San Francisco’s Board of Supervisors could consider a resolution on the Israel-Hamas conflict this week, a lightning-rod issue that is increasingly dividing elected officials and their constituents across the country.
Supervisor Dean Preston has been circulating a draft of the resolution to fellow supervisors, though exactly what language might be introduced remained unclear as of Friday.
“Our office is still in conversation with various stakeholders and colleagues on finalizing language for a ceasefire resolution,” Preston’s office said in an email. “The final text will be available at introduction.”
Multiple sources said Preston has been urged to introduce a resolution by fellow members of the Democratic Socialists of America’s local chapter, as well as Arab and Muslim groups in San Francisco. The California chapter of the Council on American-Islamic Relations and the Bay Area chapter of the Arab Resource and Organizing Center issued a call for people to show up at Tuesday’s board meeting to publicly comment in support of the resolution.
Dozens of protesters gathered in front of Nancy Pelosi’s San Francisco home on Sunday to demand that the former House speaker call for a permanent cease-fire between Israel and Hamas.
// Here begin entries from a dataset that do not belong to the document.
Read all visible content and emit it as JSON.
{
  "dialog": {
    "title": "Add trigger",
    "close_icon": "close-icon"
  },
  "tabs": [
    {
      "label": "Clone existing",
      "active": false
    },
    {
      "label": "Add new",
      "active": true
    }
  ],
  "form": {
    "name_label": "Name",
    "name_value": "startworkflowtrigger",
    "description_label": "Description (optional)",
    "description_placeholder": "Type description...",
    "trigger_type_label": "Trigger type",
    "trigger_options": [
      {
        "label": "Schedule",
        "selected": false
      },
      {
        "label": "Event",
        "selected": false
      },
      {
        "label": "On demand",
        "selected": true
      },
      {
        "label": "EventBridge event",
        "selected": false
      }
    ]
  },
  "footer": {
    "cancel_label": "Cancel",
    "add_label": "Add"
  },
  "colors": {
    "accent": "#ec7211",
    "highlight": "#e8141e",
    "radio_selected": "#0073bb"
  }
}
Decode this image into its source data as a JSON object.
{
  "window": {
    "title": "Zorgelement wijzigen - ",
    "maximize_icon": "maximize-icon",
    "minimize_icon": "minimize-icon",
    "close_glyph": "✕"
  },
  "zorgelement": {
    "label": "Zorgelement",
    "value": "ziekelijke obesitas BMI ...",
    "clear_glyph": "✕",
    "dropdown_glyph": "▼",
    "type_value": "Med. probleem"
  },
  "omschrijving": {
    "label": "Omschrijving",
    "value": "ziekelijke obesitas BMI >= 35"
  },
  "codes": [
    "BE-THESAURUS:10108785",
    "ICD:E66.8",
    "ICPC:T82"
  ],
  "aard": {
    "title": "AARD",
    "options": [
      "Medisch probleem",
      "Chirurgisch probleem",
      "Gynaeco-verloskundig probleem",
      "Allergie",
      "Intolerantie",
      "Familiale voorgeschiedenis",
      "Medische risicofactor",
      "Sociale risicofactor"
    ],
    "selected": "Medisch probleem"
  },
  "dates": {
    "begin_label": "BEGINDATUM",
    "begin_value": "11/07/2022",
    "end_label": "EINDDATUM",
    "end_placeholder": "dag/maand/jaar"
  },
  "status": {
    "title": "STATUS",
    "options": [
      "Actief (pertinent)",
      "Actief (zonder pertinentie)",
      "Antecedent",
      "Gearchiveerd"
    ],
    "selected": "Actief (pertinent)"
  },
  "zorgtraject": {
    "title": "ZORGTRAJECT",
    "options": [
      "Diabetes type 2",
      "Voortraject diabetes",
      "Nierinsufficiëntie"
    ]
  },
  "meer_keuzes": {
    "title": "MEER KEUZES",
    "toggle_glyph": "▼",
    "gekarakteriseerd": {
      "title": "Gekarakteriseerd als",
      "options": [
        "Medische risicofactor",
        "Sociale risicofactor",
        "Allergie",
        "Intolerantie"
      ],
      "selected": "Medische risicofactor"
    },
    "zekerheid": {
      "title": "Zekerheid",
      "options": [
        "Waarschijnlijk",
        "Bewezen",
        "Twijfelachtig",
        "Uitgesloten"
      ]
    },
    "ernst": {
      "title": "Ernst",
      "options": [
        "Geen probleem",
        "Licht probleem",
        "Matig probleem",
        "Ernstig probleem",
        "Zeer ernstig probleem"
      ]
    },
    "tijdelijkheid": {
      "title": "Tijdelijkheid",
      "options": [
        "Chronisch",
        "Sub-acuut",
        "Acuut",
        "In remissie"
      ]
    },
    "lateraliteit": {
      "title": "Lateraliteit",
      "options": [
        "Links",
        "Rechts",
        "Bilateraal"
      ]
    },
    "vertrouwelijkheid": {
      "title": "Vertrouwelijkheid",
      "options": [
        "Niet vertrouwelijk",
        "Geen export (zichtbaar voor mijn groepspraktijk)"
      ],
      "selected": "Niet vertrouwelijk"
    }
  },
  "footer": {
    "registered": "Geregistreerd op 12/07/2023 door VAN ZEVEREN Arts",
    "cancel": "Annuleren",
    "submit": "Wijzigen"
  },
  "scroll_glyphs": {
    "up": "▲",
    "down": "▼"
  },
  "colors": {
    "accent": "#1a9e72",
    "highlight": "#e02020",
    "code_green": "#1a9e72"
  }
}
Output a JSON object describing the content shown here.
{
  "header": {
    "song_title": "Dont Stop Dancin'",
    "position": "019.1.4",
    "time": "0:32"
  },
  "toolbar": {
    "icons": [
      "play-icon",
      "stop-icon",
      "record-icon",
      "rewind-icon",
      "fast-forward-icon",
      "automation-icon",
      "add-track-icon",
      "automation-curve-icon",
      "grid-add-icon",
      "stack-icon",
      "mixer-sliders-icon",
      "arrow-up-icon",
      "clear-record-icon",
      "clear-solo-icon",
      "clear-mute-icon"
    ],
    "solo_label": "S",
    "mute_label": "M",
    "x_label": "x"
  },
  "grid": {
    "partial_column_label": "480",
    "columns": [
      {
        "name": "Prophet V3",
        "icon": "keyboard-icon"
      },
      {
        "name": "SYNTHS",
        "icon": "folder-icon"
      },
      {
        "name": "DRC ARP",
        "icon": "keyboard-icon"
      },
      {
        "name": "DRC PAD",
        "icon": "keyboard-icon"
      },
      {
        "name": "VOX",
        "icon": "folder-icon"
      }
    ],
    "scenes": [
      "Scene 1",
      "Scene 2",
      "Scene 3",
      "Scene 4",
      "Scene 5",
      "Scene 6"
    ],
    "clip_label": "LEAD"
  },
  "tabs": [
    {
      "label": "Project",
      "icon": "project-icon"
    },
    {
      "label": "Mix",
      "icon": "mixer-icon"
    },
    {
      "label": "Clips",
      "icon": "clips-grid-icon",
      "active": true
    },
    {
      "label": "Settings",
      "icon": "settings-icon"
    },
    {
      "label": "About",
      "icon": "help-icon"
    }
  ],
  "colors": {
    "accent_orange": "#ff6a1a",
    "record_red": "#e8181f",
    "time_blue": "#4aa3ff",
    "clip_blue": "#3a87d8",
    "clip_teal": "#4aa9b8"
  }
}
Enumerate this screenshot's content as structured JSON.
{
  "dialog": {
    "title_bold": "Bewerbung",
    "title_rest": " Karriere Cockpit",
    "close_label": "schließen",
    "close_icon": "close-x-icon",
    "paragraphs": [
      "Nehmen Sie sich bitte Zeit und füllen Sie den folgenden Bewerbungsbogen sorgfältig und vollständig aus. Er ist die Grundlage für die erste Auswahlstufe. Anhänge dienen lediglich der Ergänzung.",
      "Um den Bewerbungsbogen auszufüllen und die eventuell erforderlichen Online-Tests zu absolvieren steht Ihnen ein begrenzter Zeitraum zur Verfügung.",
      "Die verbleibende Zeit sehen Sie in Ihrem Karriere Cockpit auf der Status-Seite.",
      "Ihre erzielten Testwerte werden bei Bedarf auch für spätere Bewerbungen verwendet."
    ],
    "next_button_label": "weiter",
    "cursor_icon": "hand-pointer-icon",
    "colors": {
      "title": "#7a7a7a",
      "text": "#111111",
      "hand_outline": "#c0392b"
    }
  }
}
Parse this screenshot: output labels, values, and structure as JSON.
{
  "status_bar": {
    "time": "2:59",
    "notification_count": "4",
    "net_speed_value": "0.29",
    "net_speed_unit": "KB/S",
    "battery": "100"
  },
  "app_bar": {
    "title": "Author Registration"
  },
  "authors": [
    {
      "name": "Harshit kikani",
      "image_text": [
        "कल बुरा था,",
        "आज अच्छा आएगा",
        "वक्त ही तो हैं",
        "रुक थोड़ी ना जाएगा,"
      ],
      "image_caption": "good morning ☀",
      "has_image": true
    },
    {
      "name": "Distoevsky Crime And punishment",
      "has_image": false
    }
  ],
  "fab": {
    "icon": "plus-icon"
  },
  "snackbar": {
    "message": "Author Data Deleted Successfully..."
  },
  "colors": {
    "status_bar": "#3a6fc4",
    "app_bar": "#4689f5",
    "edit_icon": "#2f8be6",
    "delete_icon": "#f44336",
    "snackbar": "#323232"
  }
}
On Saturday, hundreds of demonstrators rallied at City Hall, speaking out on behalf of Palestinians.
Since the war in Gaza started, arguments on all sides of the issue have done little to bring about consensus while inflaming tensions, leading to a rise in antisemitism and Islamophobia. Oakland’s City Council held a volatile meeting last week in which a resolution calling for a cease-fire in Gaza was approved unanimously. However, councilmembers were criticized for not including language that condemned and called for the removal of Hamas.
Whether San Francisco supervisors could come to a consensus on a resolution regarding the conflict in Gaza is unclear, although multiple supervisors suggested the discussion itself will likely ignite a firestorm that not only has no impact on the war but also distracts time and attention from the supervisors’ work here at home.
In addition to Preston, Supervisors Aaron Peskin, Myrna Melgar, Rafael Mandelman and Hillary Ronen are Jewish. Ronen’s father is from Israel and served as a paratrooper in the Israeli Defense Forces.
Melgar told The Standard that she is aware of the resolution and “absolutely nothing but hurt can come” from bringing it to the Board of Supervisors. Peskin said he received a draft copy of the resolution but was not working on it with Preston.
Supervisor Matt Dorsey confirmed the draft resolution was being circulated but was unable to share it.
“At this point, I’m engaging in private conversations about it, doing some community outreach on the topic and reserving judgment,” Dorsey said.
More than 14,000 people have been killed in Gaza since the start of the war, including roughly 10,000 women and children, according to the New York Times. A weeklong cease-fire started on Nov. 24, reportedly resulting in the release of 100 hostages taken by Hamas and nearly 250 Palestinians from Israeli jails. But the truce in Gaza was broken Friday.
Numerous demonstrations have taken place across the Bay Area since the first days of the war, including a shutdown of the Bay Bridge during the Asia-Pacific Economic Cooperation summit that brought world leaders to San Francisco last month.
On Oct. 9, two days after Hamas’ initial incursion into Israel, Preston released an official statement stating that he was “heartbroken” by the violence and called Israel’s announcement of a “complete siege” of the Gaza strip “unconscionable.”
He added that he stood “in solidarity with the Palestinian people in their struggle for freedom and an end to the occupation.” Preston then sent out a clarifying statement condemning the Hamas attack and Israel’s response after being criticized by local Jewish leaders.
On Friday, the Raoul Wallenberg Democratic Club sent a message to members, saying Preston was "working with the same antisemitic groups that brought shame and disgrace to other municipalities” to introduce a similar resolution in San Francisco.
The message urged club members to contact supervisors to express opposition to the resolution, which it said “will only further inflame tensions between already traumatized Muslim and Jewish communities and create a forum for hate.”